The palatial Pleasance Grand theatre is a great space for this large scale production. Sophisticated technology is used to screen extracts from the movies across the Proscenium arch stage with interactive video appearances by Mr Cheever, together with some magical illusions.
The opening credits for On the Town roll on screen featuring the Bernstein song, New York, New York, while the ensemble sing and dance live on stage in synchronised style. Their global journey then takes them to Hollywood, London, Paris, Tahiti and Beijing, with a strange, eclectic mish mash of songs which do not always seem to illustrate the destination.
A neat scene is the company tap dancing with great energy while Fred Astaire shows off his masterly footwork in a clip from Putting on the Ritz. A classic extract from Casablanca is screened with Jill "in conversation" with Humphrey Bogart, her romantic hero. It’s a fast paced show, with amazing costumes, set changes and scenery.
Unfortunately, the plot becomes more and more contrived with a poorly scripted narrative and “Marilyn Monroe” (aka Bombshell) and a baseball player joining the twins on their trip. The final 15 minutes abandons the Hollywood musical theme totally and turns the show into a Chinese Circus with acrobats and dragons. Taking the place of Musicals on screen, are scenic tourism films of the Great Wall of China.

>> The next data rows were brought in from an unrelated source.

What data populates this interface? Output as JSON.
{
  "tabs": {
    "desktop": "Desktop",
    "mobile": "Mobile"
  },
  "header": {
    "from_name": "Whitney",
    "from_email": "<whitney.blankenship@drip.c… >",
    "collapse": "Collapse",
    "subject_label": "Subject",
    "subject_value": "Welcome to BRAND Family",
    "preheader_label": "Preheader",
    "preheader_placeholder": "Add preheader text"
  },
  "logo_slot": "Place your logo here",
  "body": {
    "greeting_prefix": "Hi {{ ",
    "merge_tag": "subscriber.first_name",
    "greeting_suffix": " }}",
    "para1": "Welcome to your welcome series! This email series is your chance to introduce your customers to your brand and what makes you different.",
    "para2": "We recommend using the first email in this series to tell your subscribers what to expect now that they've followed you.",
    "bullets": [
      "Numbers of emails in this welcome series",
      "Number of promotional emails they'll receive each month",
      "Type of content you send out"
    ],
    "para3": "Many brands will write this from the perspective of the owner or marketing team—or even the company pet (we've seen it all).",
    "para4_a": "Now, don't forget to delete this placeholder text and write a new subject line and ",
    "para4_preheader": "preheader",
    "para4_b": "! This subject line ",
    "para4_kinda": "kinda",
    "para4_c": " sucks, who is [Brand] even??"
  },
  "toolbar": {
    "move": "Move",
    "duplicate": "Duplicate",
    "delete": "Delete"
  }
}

Some of the synchronised numbers are neatly choreographed (e.g. Singing in the Rain), but many songs are completely unknown (Shoeless Joe, Life’s Montage, Mystical Lanterns, etc.) and while the very popular The Sound of Music is on the list of musicals, it's not included.
This is a high-financed, well-hyped, epic Fringe production, but to describe the show as a Movies Musical featuring the “greatest songs of Broadway” and “classic Movie musicals” is misleading and overall, a great disappointment.
Till 30 August, 6pm
£13.50 / £15 (£12.50 / £13.50)